■ Provided entries

* * *

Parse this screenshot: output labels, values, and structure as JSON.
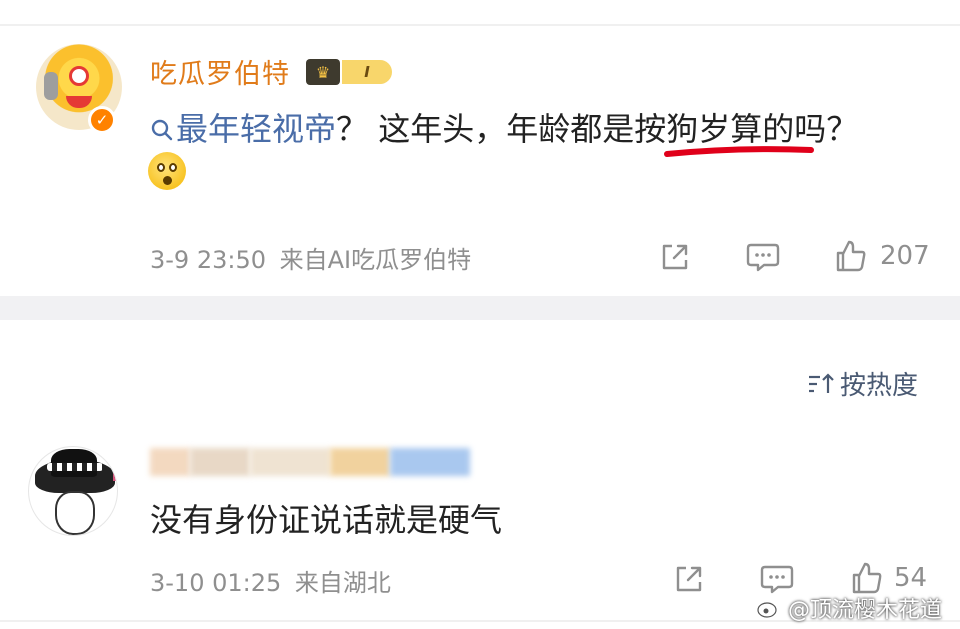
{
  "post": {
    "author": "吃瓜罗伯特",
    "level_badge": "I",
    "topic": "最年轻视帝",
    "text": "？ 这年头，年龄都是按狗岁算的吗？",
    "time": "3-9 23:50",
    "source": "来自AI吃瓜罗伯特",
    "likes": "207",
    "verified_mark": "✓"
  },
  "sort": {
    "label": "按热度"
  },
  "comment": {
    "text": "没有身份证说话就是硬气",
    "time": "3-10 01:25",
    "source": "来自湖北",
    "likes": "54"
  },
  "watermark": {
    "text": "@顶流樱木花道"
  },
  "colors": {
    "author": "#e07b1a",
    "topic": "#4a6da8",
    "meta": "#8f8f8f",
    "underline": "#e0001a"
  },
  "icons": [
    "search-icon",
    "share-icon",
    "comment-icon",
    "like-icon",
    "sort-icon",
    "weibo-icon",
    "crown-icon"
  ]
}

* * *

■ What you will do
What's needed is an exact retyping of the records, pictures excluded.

■ Result of this exercise
Parse this screenshot: output labels, values, and structure as JSON.
{
  "post": {
    "author": "吃瓜罗伯特",
    "level_badge": "I",
    "topic": "最年轻视帝",
    "text": "？ 这年头，年龄都是按狗岁算的吗？",
    "time": "3-9 23:50",
    "source": "来自AI吃瓜罗伯特",
    "likes": "207",
    "verified_mark": "✓"
  },
  "sort": {
    "label": "按热度"
  },
  "comment": {
    "text": "没有身份证说话就是硬气",
    "time": "3-10 01:25",
    "source": "来自湖北",
    "likes": "54"
  },
  "watermark": {
    "text": "@顶流樱木花道"
  },
  "colors": {
    "author": "#e07b1a",
    "topic": "#4a6da8",
    "meta": "#8f8f8f",
    "underline": "#e0001a"
  },
  "icons": [
    "search-icon",
    "share-icon",
    "comment-icon",
    "like-icon",
    "sort-icon",
    "weibo-icon",
    "crown-icon"
  ]
}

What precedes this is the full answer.